The bank's monetary policy committee kept the main policy rate unchanged at 5.5 percent.
However it lowered by 25 basis points, or 0.25 percentage points, the overnight rates which form the floor and ceiling for market interest rates.
The overnight borrowing rate was lowered to 4.5 percent and the overnight lending rate to 8.5 percent.
The bank raised lenders foreign exchange reserve requirement from 11.1 percent to 11.5 percent, saying it would withdraw $940 million (705 mn euros) from the market.
"Although the Turkish central bank cut interest rates today, it also raised reserve requirements, so the overall impact on monetary conditions is ambiguous," London-based Capital Economics said in a statement.
Policymakers are under pressure to revive the economy by cutting rates, but they risk rekindling concerns over the current account deficit, it added.

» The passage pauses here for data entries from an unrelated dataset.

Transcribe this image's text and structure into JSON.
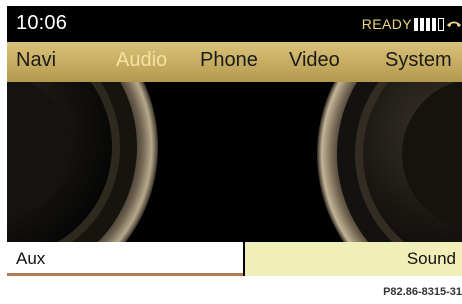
{
  "status": {
    "time": "10:06",
    "ready_text": "READY"
  },
  "nav": {
    "items": [
      {
        "label": "Navi",
        "active": false
      },
      {
        "label": "Audio",
        "active": true
      },
      {
        "label": "Phone",
        "active": false
      },
      {
        "label": "Video",
        "active": false
      },
      {
        "label": "System",
        "active": false
      }
    ]
  },
  "softkeys": {
    "left_label": "Aux",
    "right_label": "Sound"
  },
  "caption": "P82.86-8315-31",
  "icons": {
    "signal": "signal-strength-icon",
    "phone": "phone-handset-icon",
    "speakers": "speaker-graphic"
  },
  "colors": {
    "nav_bar": "#c7ae62",
    "active_tab_text": "#f3e3a4",
    "ready_text": "#e8d77a",
    "sound_key_bg": "#f1efb8"
  }
}
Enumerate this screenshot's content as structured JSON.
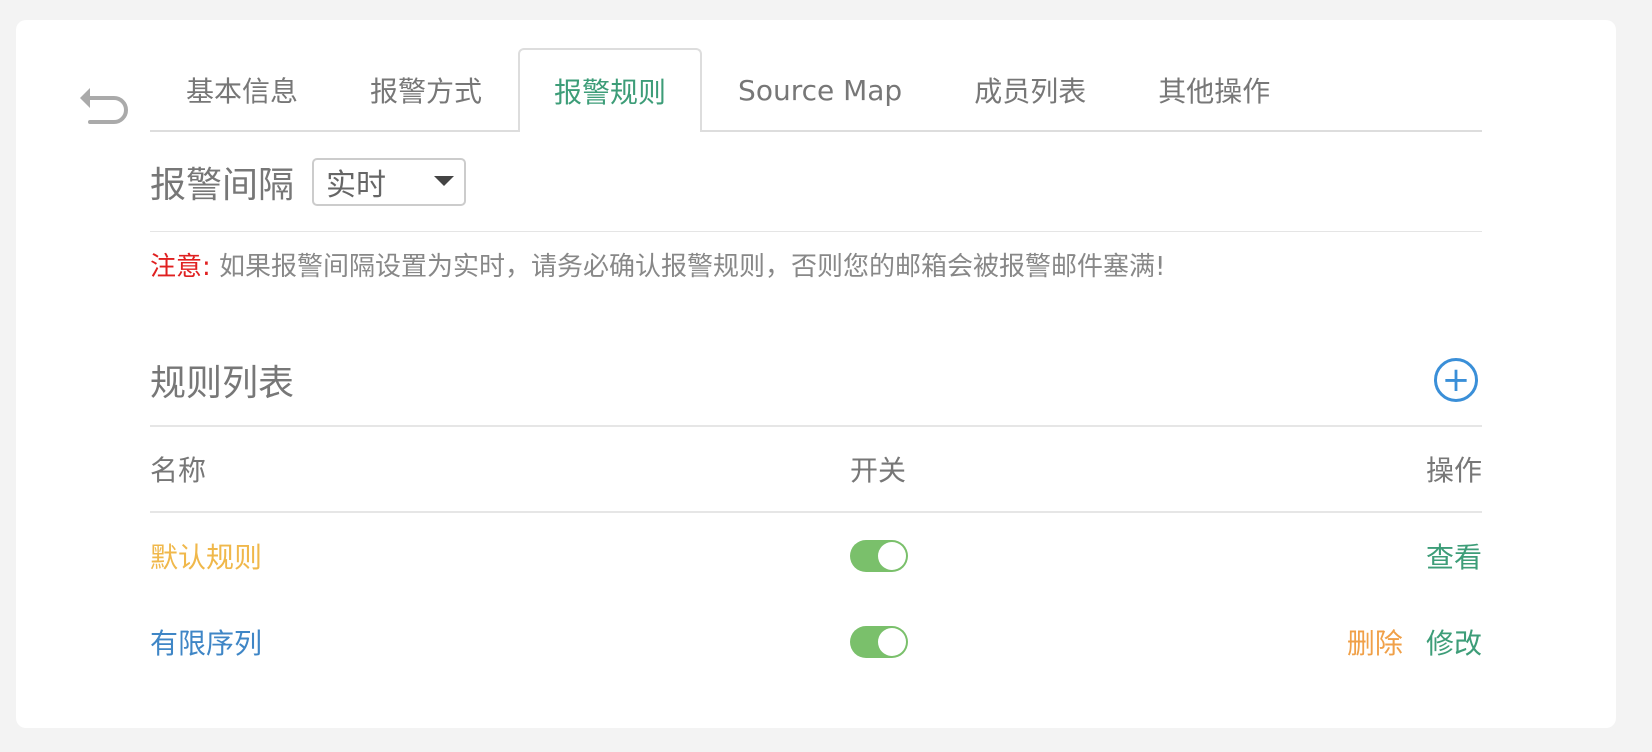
{
  "tabs": [
    {
      "label": "基本信息",
      "active": false
    },
    {
      "label": "报警方式",
      "active": false
    },
    {
      "label": "报警规则",
      "active": true
    },
    {
      "label": "Source Map",
      "active": false
    },
    {
      "label": "成员列表",
      "active": false
    },
    {
      "label": "其他操作",
      "active": false
    }
  ],
  "interval": {
    "label": "报警间隔",
    "selected": "实时"
  },
  "notice": {
    "prefix": "注意:",
    "text": " 如果报警间隔设置为实时，请务必确认报警规则，否则您的邮箱会被报警邮件塞满!"
  },
  "rules": {
    "title": "规则列表",
    "add_icon": "plus-circle-icon",
    "columns": {
      "name": "名称",
      "toggle": "开关",
      "actions": "操作"
    },
    "items": [
      {
        "name": "默认规则",
        "enabled": true,
        "actions": [
          "查看"
        ]
      },
      {
        "name": "有限序列",
        "enabled": true,
        "actions": [
          "删除",
          "修改"
        ]
      }
    ]
  },
  "colors": {
    "accent_green": "#3d9d78",
    "warning_red": "#e02020",
    "default_rule": "#f0b84b",
    "custom_rule": "#3f86c6",
    "add_blue": "#3a8fd8",
    "toggle_on": "#7ac06b",
    "delete_orange": "#f0a048"
  }
}
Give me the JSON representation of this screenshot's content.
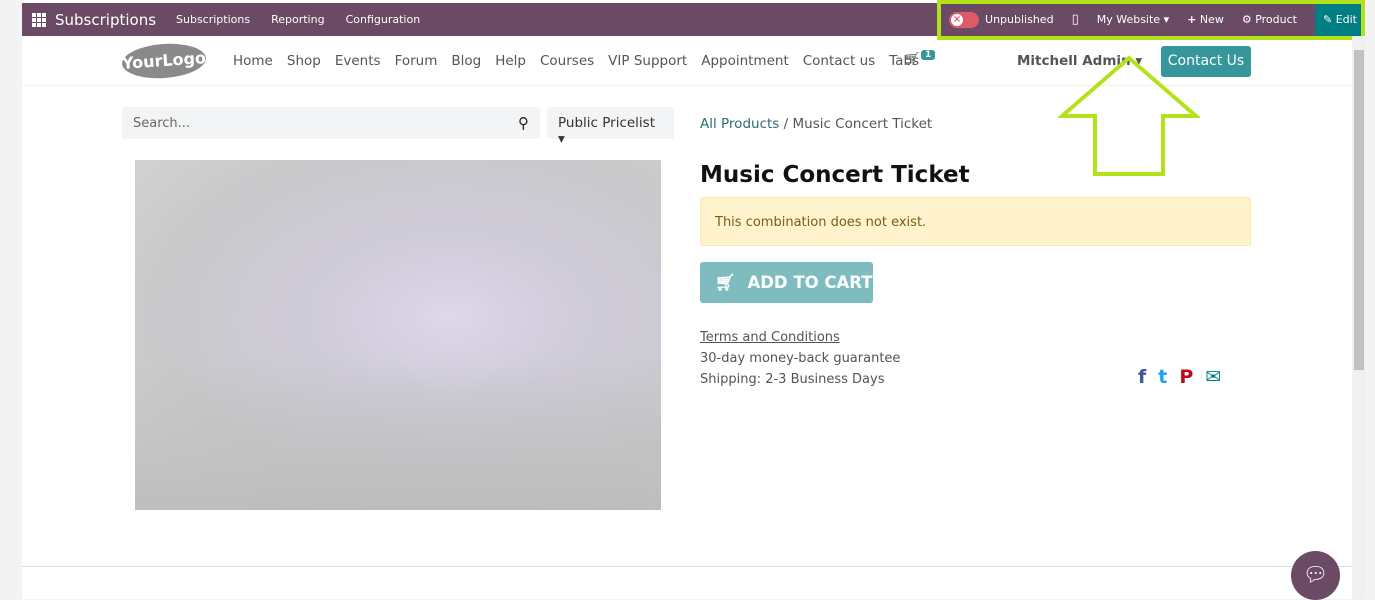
{
  "topbar": {
    "app": "Subscriptions",
    "menus": [
      "Subscriptions",
      "Reporting",
      "Configuration"
    ],
    "publish_status": "Unpublished",
    "website": "My Website",
    "new": "New",
    "product": "Product",
    "edit": "Edit"
  },
  "nav": {
    "logo": "YourLogo",
    "links": [
      "Home",
      "Shop",
      "Events",
      "Forum",
      "Blog",
      "Help",
      "Courses",
      "VIP Support",
      "Appointment",
      "Contact us",
      "Tabs"
    ],
    "cart_count": "1",
    "user": "Mitchell Admin",
    "contact": "Contact Us"
  },
  "search": {
    "placeholder": "Search...",
    "pricelist": "Public Pricelist"
  },
  "breadcrumb": {
    "parent": "All Products",
    "sep": "/",
    "current": "Music Concert Ticket"
  },
  "product": {
    "title": "Music Concert Ticket",
    "alert": "This combination does not exist.",
    "add_to_cart": "ADD TO CART",
    "terms": "Terms and Conditions",
    "guarantee": "30-day money-back guarantee",
    "shipping": "Shipping: 2-3 Business Days"
  },
  "colors": {
    "topbar": "#6a4a64",
    "accent": "#35979c",
    "highlight": "#b4e21a"
  }
}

"Today’s moves reflect the bind the Bank is in," they said.
Lower interest rates would support economic growth, which has recently slowed.
Raising the reserve requirements would restrain banks from loaning too much, with the central bank warning of a significant acceleration of credit growth, which is financed mostly by foreign capital inflows.
Although Turkey is narrowing its current account deficit, its need for external financing remains the growing economy's weak spot, along with a big external debt in the private sector.
Turkey has managed to narrow the current account deficit to 6 percent of gross domestic product after a peak of 10 percent of GDP in 2011, when consumer price inflation had also soared above 10 percent.